“An unfortunate accident he run through my sword,” Noel sarcastically tells his queen and cousin Marie Antoinette (a very charming Foch) about his victim. Antoinette in return answers, “you got to stop killing my noblemen.”
The Queen, who decides that it is time for France’s most eligible bachelor to get married, orders Noel to chose one of the noble girls under her care for a wife. Noel, who is in love with the queen asks her to choose.
She chose Aline de Gavrillac (Leigh who was certainly at the height of her cuteness). Aline now is an ingénue with every meaning of the word. Though Leigh’s character was the lead heroin, Parker’s brilliant portrayal of Lenore was the film’s fire-starter from beginning to end.
In the meantime back in Paris Andre looks up the love of his life Lenore only to learn that she is about to marry a sausage tycoon. After foiling Lenore’s plan to become a rich woman and promising her eternal love Andre heads out to the home of the noble family that raised him as their own. There he learns that Philippe (Anderson), who is like a brother to him is a revolutionary figure wanted for treason and is known among the people as Marcus Brutus.
Georges de Valmorin (Stone) and his wife ask Andre to help Philippe leave Paris. On their way both men come across a broken carriage carrying Aline, who was heading home. Sparks fly but thanks to an old hidden lie Granger believes that Aline is his sister.

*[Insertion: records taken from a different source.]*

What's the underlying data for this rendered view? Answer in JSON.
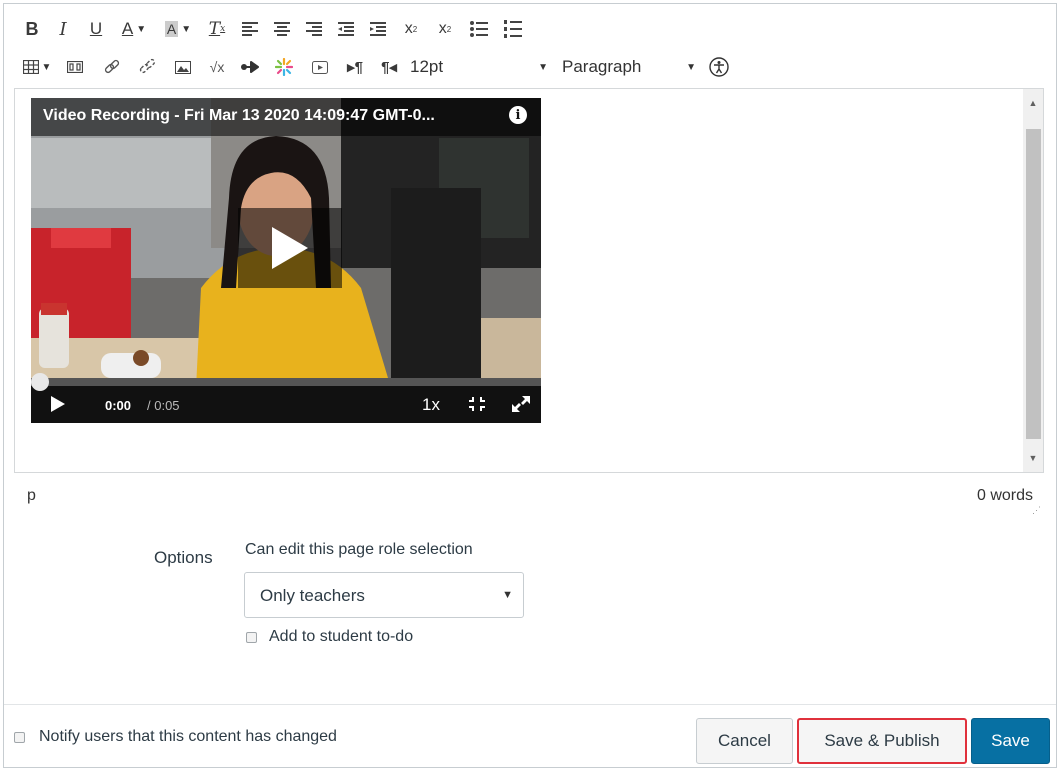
{
  "toolbar": {
    "row1": [
      {
        "name": "bold-button",
        "glyph": "B"
      },
      {
        "name": "italic-button",
        "glyph": "I"
      },
      {
        "name": "underline-button",
        "glyph": "U"
      },
      {
        "name": "text-color-button",
        "glyph": "A"
      },
      {
        "name": "background-color-button",
        "glyph": "A"
      },
      {
        "name": "clear-formatting-button",
        "glyph": "T"
      },
      {
        "name": "align-left-button",
        "glyph": ""
      },
      {
        "name": "align-center-button",
        "glyph": ""
      },
      {
        "name": "align-right-button",
        "glyph": ""
      },
      {
        "name": "indent-button",
        "glyph": ""
      },
      {
        "name": "outdent-button",
        "glyph": ""
      },
      {
        "name": "superscript-button",
        "glyph": "x²"
      },
      {
        "name": "subscript-button",
        "glyph": "x₂"
      },
      {
        "name": "bullet-list-button",
        "glyph": ""
      },
      {
        "name": "numbered-list-button",
        "glyph": ""
      }
    ],
    "font_size": "12pt",
    "block_format": "Paragraph"
  },
  "video": {
    "title": "Video Recording - Fri Mar 13 2020 14:09:47 GMT-0...",
    "current_time": "0:00",
    "duration": "/ 0:05",
    "speed": "1x",
    "progress": 0
  },
  "status": {
    "path": "p",
    "word_count": "0 words"
  },
  "options": {
    "label": "Options",
    "role_caption": "Can edit this page role selection",
    "role_value": "Only teachers",
    "todo_label": "Add to student to-do"
  },
  "footer": {
    "notify_label": "Notify users that this content has changed",
    "cancel_label": "Cancel",
    "publish_label": "Save & Publish",
    "save_label": "Save"
  },
  "colors": {
    "save_button": "#0770a3",
    "publish_highlight": "#e0313c"
  }
}
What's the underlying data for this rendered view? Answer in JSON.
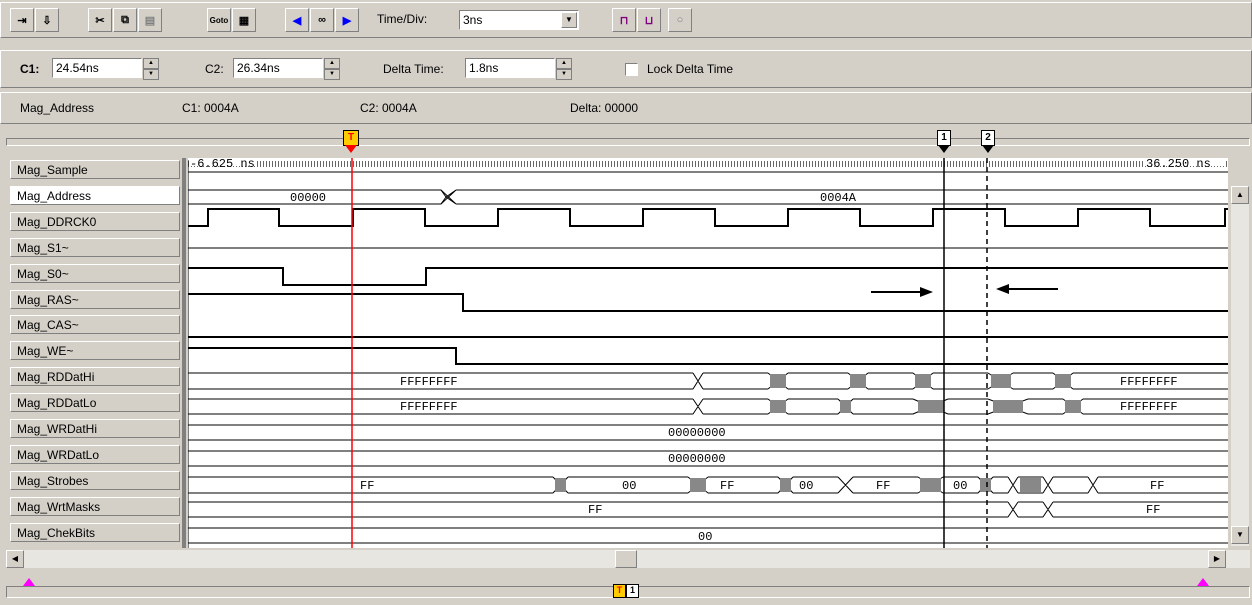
{
  "toolbar": {
    "buttons": [
      "insert-signal-icon",
      "add-signal-icon",
      "cut-icon",
      "copy-icon",
      "paste-icon",
      "goto-icon",
      "properties-icon",
      "search-left-icon",
      "binoculars-icon",
      "search-right-icon",
      "zoom-pulse-icon",
      "zoom-fit-icon",
      "magnifier-icon"
    ],
    "goto_label": "Goto",
    "timediv_label": "Time/Div:",
    "timediv_value": "3ns"
  },
  "cursor_bar": {
    "c1_label": "C1:",
    "c1_value": "24.54ns",
    "c2_label": "C2:",
    "c2_value": "26.34ns",
    "delta_label": "Delta Time:",
    "delta_value": "1.8ns",
    "lock_label": "Lock Delta Time"
  },
  "info_bar": {
    "signal": "Mag_Address",
    "c1": "C1: 0004A",
    "c2": "C2: 0004A",
    "delta": "Delta: 00000"
  },
  "markers": {
    "trigger": "T",
    "cursor1": "1",
    "cursor2": "2"
  },
  "timeline": {
    "start": "-6.625 ns",
    "end": "36.250 ns"
  },
  "signals": [
    {
      "name": "Mag_Sample"
    },
    {
      "name": "Mag_Address"
    },
    {
      "name": "Mag_DDRCK0"
    },
    {
      "name": "Mag_S1~"
    },
    {
      "name": "Mag_S0~"
    },
    {
      "name": "Mag_RAS~"
    },
    {
      "name": "Mag_CAS~"
    },
    {
      "name": "Mag_WE~"
    },
    {
      "name": "Mag_RDDatHi"
    },
    {
      "name": "Mag_RDDatLo"
    },
    {
      "name": "Mag_WRDatHi"
    },
    {
      "name": "Mag_WRDatLo"
    },
    {
      "name": "Mag_Strobes"
    },
    {
      "name": "Mag_WrtMasks"
    },
    {
      "name": "Mag_ChekBits"
    }
  ],
  "bus_values": {
    "address_a": "00000",
    "address_b": "0004A",
    "rdhi": "FFFFFFFF",
    "rdhi_end": "FFFFFFFF",
    "rdlo": "FFFFFFFF",
    "rdlo_end": "FFFFFFFF",
    "wrhi": "00000000",
    "wrlo": "00000000",
    "strobes": [
      "FF",
      "00",
      "FF",
      "00",
      "FF",
      "00",
      "FF"
    ],
    "masks_a": "FF",
    "masks_b": "FF",
    "chek": "00"
  },
  "colors": {
    "trigger_line": "#ff0000",
    "background": "#d4d0c8",
    "wave_bg": "#ffffff"
  }
}
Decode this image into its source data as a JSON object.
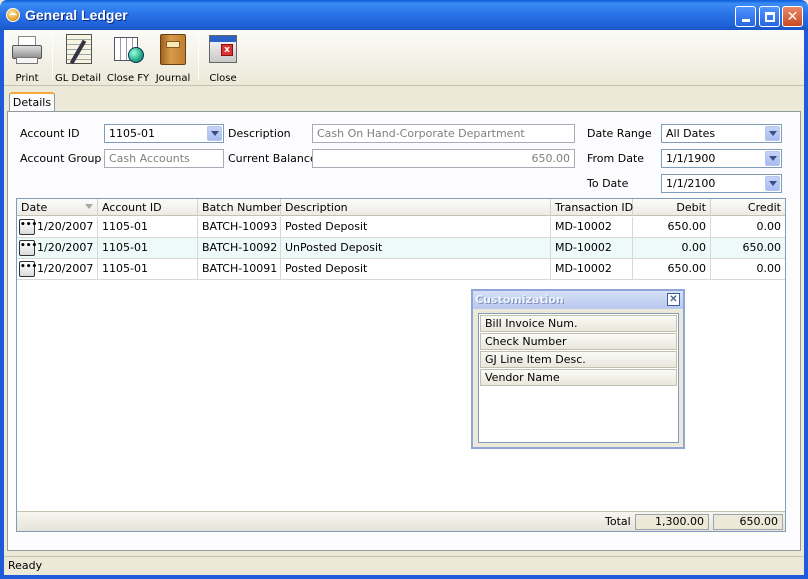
{
  "window": {
    "title": "General Ledger"
  },
  "toolbar": {
    "print": "Print",
    "gl_detail": "GL Detail",
    "close_fy": "Close FY",
    "journal": "Journal",
    "close": "Close"
  },
  "tabs": {
    "details": "Details"
  },
  "form": {
    "account_id_label": "Account ID",
    "account_id_value": "1105-01",
    "description_label": "Description",
    "description_value": "Cash On Hand-Corporate Department",
    "account_group_label": "Account Group",
    "account_group_value": "Cash Accounts",
    "current_balance_label": "Current Balance",
    "current_balance_value": "650.00",
    "date_range_label": "Date Range",
    "date_range_value": "All Dates",
    "from_date_label": "From Date",
    "from_date_value": "1/1/1900",
    "to_date_label": "To Date",
    "to_date_value": "1/1/2100"
  },
  "grid": {
    "columns": [
      "Date",
      "Account ID",
      "Batch Number",
      "Description",
      "Transaction ID",
      "Debit",
      "Credit"
    ],
    "rows": [
      [
        "1/20/2007",
        "1105-01",
        "BATCH-10093",
        "Posted Deposit",
        "MD-10002",
        "650.00",
        "0.00"
      ],
      [
        "1/20/2007",
        "1105-01",
        "BATCH-10092",
        "UnPosted Deposit",
        "MD-10002",
        "0.00",
        "650.00"
      ],
      [
        "1/20/2007",
        "1105-01",
        "BATCH-10091",
        "Posted Deposit",
        "MD-10002",
        "650.00",
        "0.00"
      ]
    ],
    "ellipsis": "•••",
    "footer": {
      "label": "Total",
      "debit": "1,300.00",
      "credit": "650.00"
    }
  },
  "customization": {
    "title": "Customization",
    "close": "✕",
    "items": [
      "Bill Invoice Num.",
      "Check Number",
      "GJ Line Item Desc.",
      "Vendor Name"
    ]
  },
  "status": {
    "text": "Ready"
  },
  "colors": {
    "title_bar": "#1f61d8",
    "tab_accent": "#f5a83c",
    "alt_row": "#eefaf8"
  }
}
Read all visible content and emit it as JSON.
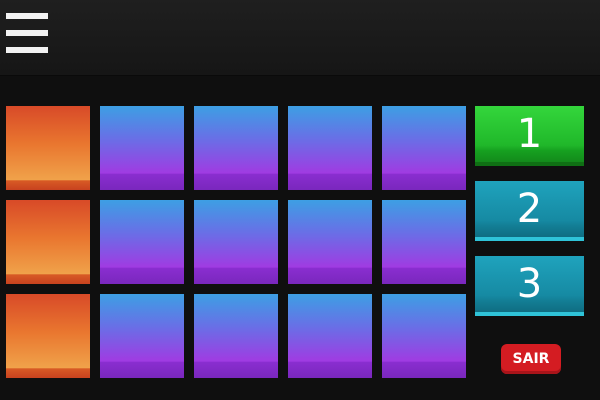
{
  "toolbar": {
    "menu_icon": "hamburger-menu-icon"
  },
  "pads": {
    "rows": 3,
    "columns": 5,
    "row_colors": [
      "orange",
      "purple",
      "purple",
      "purple",
      "purple"
    ],
    "colors": {
      "orange_top": "#d84a28",
      "orange_bottom": "#f0a24a",
      "purple_top": "#3d9fe4",
      "purple_bottom": "#a03be2"
    }
  },
  "bank_buttons": [
    {
      "label": "1",
      "state": "active",
      "color": "#20b82a"
    },
    {
      "label": "2",
      "state": "idle",
      "color": "#168aa3"
    },
    {
      "label": "3",
      "state": "idle",
      "color": "#168aa3"
    }
  ],
  "exit_button": {
    "label": "SAIR",
    "color": "#d41c22"
  }
}
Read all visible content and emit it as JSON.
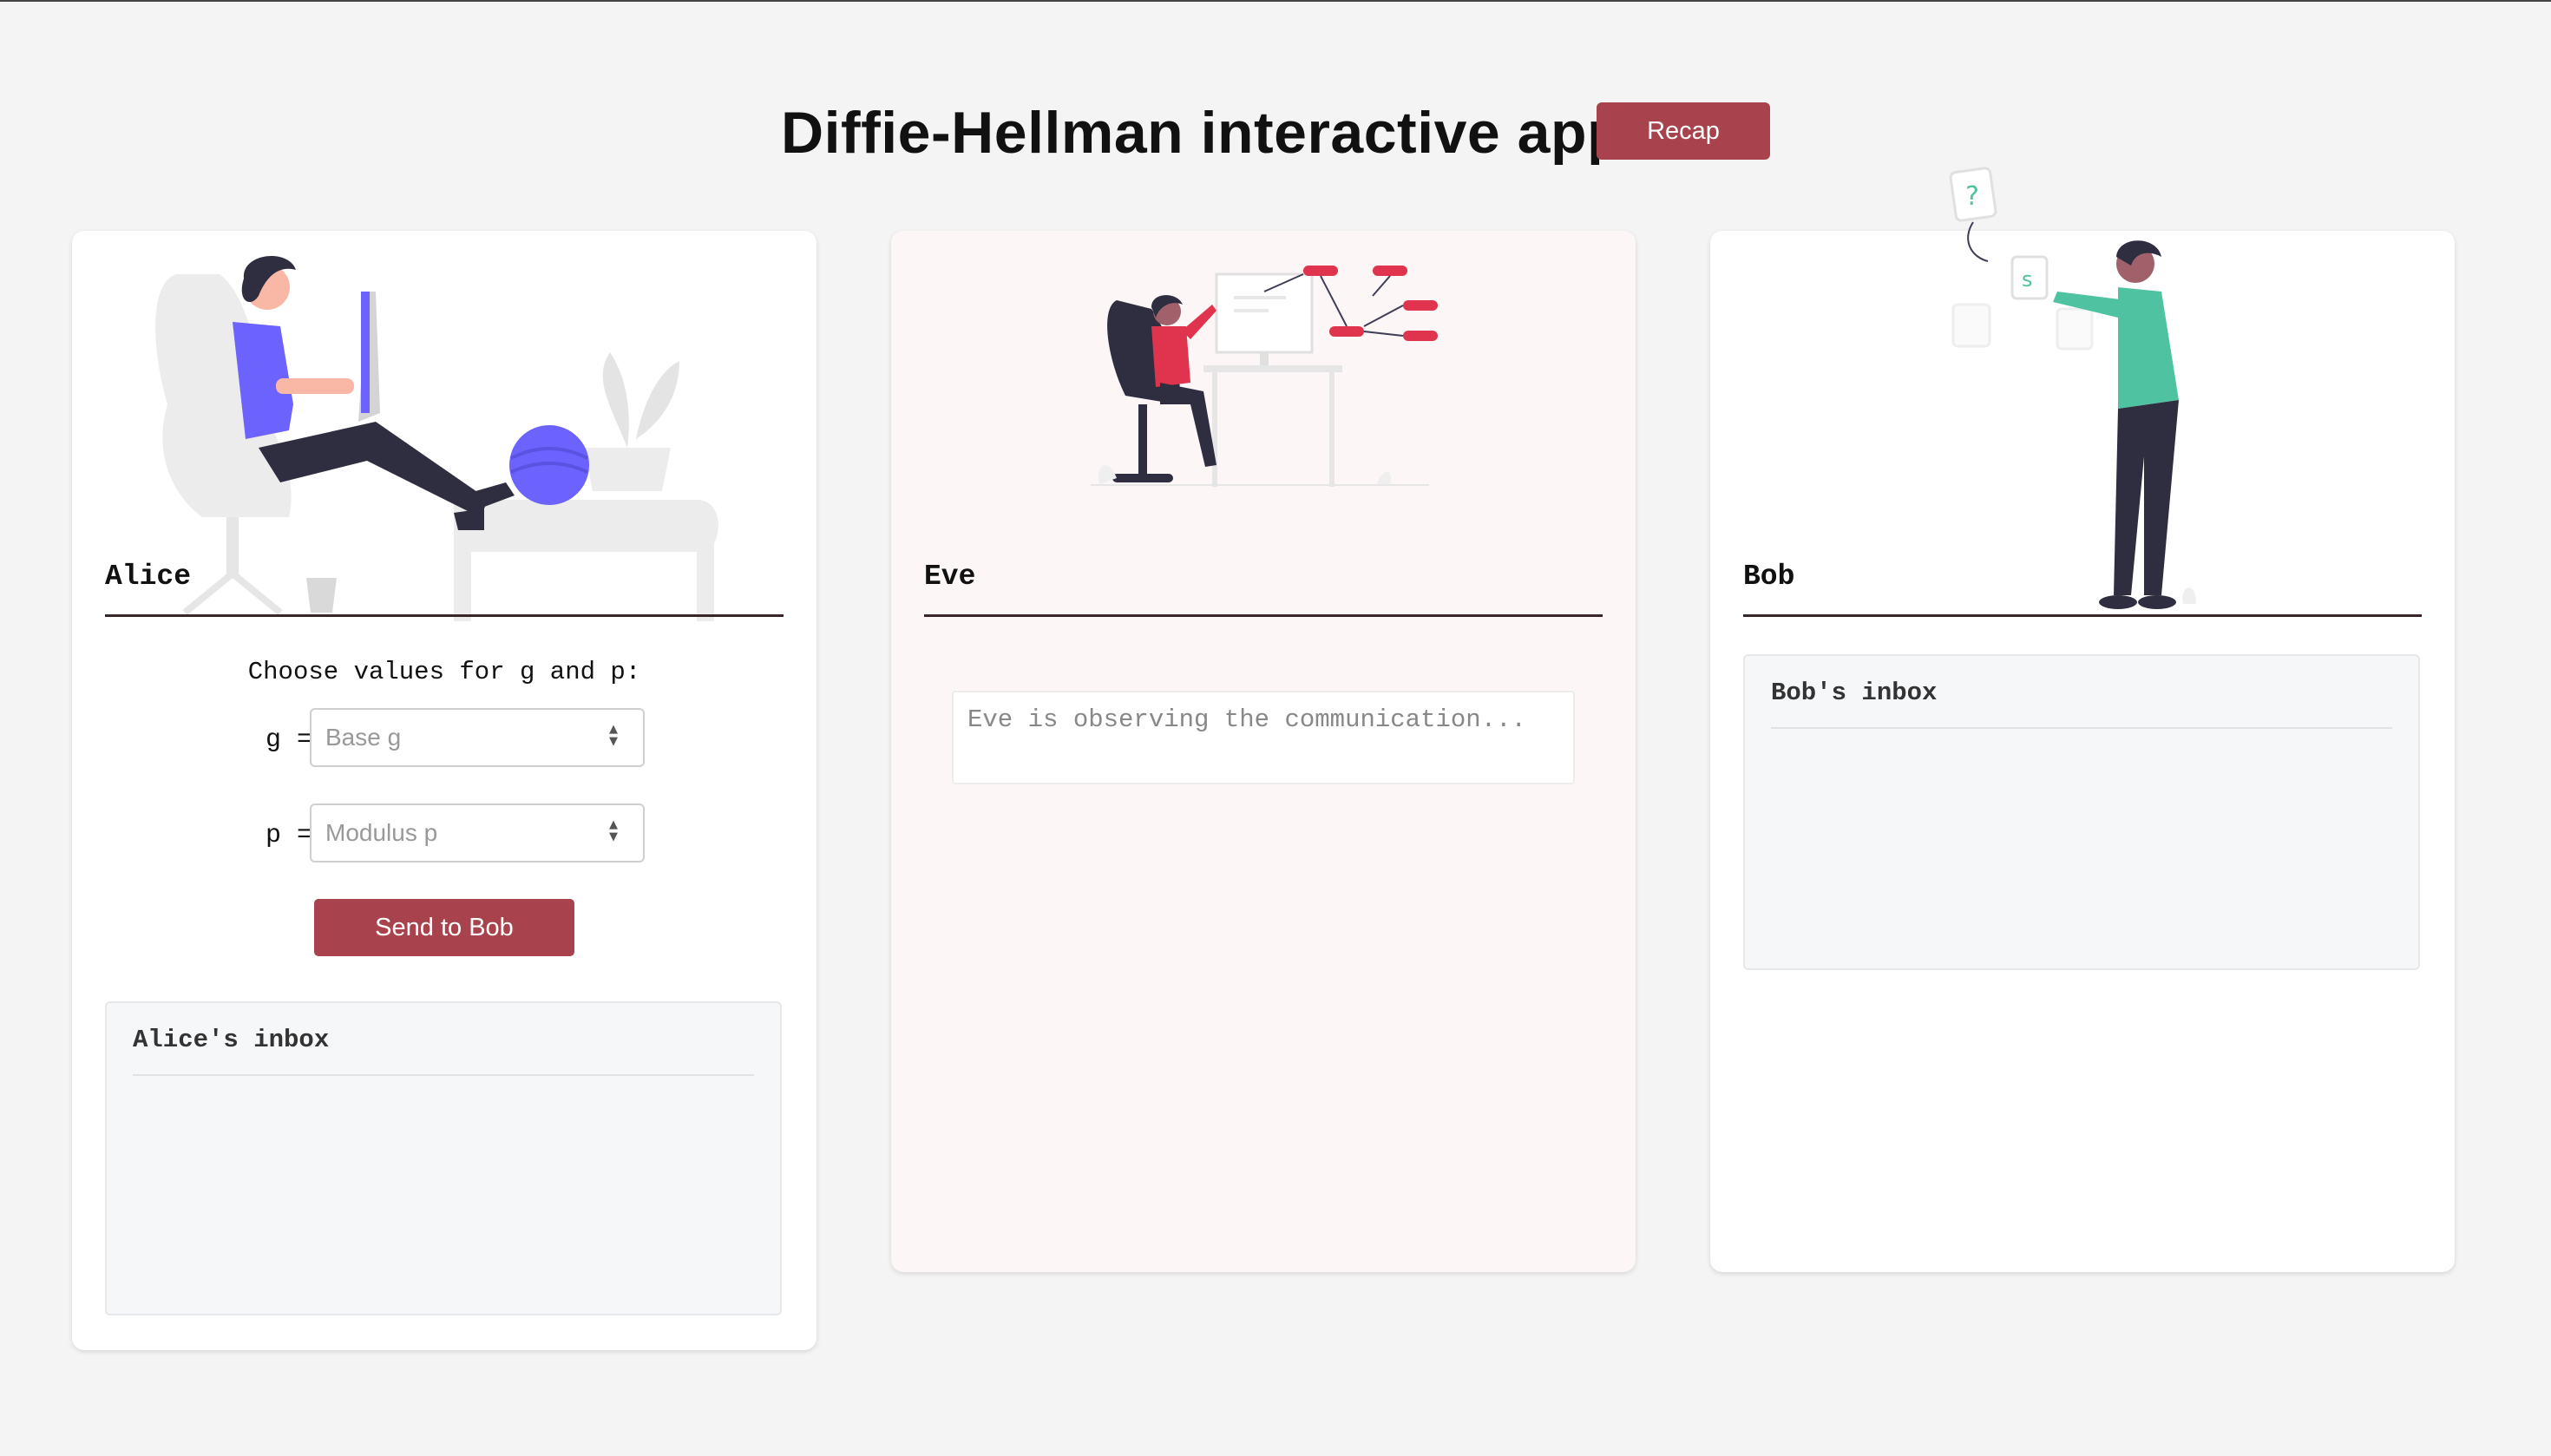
{
  "header": {
    "title": "Diffie-Hellman interactive app",
    "recap_label": "Recap"
  },
  "alice": {
    "name": "Alice",
    "prompt": "Choose values for g and p:",
    "g_label": "g =",
    "g_placeholder": "Base g",
    "g_value": "",
    "p_label": "p =",
    "p_placeholder": "Modulus p",
    "p_value": "",
    "send_label": "Send to Bob",
    "inbox_title": "Alice's inbox"
  },
  "eve": {
    "name": "Eve",
    "status": "Eve is observing the communication..."
  },
  "bob": {
    "name": "Bob",
    "inbox_title": "Bob's inbox"
  },
  "colors": {
    "accent_button": "#a8434d",
    "page_background": "#f4f4f4",
    "eve_card_background": "#fcf6f6",
    "illustration_purple": "#6c63ff",
    "illustration_red": "#e0344e",
    "illustration_green": "#4fc3a1",
    "illustration_dark": "#2f2e41"
  },
  "icons": {
    "spinner": "number-spinner-icon"
  }
}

They unfortunately meet up with the Marquis de Maynes, who is hunting for Marcus Brutus. Maynes gets on Philippe’s nerve and the latter slaps him. Can somebody shout out duel? So Maynes murders the inexperienced Philippe in front of Andre’s eyes.
Driven by revenge Andre, a refugee now, is forced to assume a different identity and this is where fortune intervenes. He becomes Scaramouche, who is a comedian, a philosopher, a lover and a member of Lenore’s comedy troupe. Scaramouche wears a mask to hide his mutilated face and this give Andre the best cover a fugitive could ever want—a mask that nobody wishes to take off.
Packed with horse chases, entertaining and hair raising fencing sequences, vengeance, flirtatious love, heartbreak and a revolution Scaramouche is 115 minutes movie that will thrust anyone seeking a classic Hollywood adventure out of a theatre balcony.
Must-see-scenes: the carriage scene when Andre pretends to be a fortuneteller just to impress Aline; when Andre meets drank Scaramouche; the scenes involving Scaramouche and Lenore and the Gaston Binet comedy troupe; Andre’s fencing lessons with Doutreval of Dijon (John Dehner), who happens to be Noel’s private instructor; and the 6-7 minute theatre fencing scene between Scaramouche and Noel near the end.